MATERIAL FOR THIS TASK =>

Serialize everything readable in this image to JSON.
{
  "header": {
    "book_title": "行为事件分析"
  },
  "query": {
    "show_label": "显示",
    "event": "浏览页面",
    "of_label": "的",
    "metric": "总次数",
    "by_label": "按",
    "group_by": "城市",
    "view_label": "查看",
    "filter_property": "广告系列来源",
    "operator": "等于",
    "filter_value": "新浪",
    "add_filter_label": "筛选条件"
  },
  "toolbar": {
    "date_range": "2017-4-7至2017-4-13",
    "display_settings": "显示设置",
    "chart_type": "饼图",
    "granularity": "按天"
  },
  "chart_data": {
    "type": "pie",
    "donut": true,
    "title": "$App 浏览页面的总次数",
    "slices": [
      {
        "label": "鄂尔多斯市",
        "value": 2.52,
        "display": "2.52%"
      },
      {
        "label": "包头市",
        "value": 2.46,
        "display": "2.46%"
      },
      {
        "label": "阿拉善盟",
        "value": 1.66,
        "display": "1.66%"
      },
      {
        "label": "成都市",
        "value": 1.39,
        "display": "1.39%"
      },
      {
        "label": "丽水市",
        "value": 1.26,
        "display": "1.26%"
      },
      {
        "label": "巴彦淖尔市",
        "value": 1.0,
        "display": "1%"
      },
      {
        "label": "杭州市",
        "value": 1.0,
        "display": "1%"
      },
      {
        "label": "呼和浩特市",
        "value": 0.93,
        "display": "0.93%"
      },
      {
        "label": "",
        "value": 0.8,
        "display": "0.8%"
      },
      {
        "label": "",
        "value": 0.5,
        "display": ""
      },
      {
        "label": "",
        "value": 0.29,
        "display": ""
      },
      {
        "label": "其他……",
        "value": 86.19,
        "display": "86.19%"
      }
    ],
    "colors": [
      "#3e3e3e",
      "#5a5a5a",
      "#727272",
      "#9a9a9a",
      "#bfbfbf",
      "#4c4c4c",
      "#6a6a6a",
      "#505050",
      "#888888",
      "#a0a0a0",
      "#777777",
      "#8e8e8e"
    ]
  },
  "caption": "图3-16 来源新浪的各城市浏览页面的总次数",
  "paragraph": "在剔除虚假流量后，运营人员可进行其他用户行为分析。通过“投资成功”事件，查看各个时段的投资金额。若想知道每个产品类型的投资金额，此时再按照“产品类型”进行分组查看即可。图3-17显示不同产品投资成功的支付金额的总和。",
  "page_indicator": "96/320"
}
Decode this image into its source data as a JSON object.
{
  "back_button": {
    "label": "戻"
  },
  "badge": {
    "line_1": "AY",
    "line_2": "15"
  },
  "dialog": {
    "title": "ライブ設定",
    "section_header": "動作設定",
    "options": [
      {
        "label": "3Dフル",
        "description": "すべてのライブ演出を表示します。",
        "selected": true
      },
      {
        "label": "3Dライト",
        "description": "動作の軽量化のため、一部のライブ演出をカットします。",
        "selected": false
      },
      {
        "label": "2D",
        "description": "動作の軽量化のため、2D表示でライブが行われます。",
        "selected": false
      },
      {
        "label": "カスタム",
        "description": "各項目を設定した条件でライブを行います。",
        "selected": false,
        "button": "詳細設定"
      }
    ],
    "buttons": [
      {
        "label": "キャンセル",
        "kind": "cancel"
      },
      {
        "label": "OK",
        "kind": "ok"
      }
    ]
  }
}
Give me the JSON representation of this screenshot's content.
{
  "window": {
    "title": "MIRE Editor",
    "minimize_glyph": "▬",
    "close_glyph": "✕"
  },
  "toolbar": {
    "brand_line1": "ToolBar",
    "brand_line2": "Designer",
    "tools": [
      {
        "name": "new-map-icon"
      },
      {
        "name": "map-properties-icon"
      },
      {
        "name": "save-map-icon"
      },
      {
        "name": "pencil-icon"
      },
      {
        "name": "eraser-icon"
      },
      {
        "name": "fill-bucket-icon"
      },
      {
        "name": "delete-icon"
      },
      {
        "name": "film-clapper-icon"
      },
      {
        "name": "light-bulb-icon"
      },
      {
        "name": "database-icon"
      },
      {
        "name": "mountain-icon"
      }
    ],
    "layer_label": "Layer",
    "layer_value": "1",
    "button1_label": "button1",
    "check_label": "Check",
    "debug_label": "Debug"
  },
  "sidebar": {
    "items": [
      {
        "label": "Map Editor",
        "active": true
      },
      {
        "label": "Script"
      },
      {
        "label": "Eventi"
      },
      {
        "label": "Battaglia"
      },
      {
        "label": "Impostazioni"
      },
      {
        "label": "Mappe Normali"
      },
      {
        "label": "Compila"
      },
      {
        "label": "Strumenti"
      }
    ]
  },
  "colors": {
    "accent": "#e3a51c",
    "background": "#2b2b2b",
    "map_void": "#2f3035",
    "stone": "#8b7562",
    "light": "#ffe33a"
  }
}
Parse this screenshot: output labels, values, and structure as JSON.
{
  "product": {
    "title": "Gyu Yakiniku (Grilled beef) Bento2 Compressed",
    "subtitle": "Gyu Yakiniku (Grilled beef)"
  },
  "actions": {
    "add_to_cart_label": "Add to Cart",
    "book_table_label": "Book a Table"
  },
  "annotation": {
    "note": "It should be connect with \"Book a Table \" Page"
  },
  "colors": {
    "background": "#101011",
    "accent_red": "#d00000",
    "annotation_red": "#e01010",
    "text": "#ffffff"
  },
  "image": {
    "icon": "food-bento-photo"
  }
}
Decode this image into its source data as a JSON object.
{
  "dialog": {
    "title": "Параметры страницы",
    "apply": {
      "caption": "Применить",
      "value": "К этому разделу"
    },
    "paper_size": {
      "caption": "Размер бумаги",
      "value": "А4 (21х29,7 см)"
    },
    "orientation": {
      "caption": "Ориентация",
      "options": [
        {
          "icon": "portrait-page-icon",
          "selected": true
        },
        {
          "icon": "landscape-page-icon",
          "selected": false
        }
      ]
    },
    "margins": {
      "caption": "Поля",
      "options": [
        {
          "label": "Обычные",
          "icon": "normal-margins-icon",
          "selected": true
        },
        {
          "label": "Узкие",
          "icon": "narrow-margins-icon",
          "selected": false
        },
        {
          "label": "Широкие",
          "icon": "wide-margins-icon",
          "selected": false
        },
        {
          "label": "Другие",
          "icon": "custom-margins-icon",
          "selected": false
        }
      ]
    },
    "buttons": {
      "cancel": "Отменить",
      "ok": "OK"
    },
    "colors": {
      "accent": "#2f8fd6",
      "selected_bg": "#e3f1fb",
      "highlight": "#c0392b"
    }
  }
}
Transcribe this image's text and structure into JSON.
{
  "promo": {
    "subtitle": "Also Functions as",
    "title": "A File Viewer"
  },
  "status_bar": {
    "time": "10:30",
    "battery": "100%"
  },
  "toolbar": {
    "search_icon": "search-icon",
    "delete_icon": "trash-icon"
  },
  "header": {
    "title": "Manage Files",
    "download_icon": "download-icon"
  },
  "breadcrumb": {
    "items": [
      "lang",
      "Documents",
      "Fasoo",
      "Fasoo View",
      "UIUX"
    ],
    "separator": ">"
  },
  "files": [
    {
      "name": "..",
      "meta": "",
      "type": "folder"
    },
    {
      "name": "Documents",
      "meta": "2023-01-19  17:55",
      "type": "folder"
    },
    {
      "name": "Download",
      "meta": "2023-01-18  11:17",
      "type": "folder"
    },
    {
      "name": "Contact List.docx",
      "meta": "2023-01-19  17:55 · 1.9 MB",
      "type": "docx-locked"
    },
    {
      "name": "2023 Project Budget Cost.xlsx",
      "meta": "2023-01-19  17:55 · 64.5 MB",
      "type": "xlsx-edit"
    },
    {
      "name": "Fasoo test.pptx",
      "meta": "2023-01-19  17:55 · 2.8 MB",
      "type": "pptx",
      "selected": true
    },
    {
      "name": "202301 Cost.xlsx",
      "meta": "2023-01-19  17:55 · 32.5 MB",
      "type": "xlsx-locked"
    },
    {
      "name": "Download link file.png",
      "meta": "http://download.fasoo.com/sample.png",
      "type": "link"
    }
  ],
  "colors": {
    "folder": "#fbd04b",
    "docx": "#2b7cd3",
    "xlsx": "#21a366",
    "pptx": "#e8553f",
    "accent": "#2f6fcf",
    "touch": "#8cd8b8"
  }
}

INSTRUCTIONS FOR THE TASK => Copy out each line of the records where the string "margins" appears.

FINISHED TASK =>
    "margins": {
          "icon": "normal-margins-icon",
          "icon": "narrow-margins-icon",
          "icon": "wide-margins-icon",
          "icon": "custom-margins-icon",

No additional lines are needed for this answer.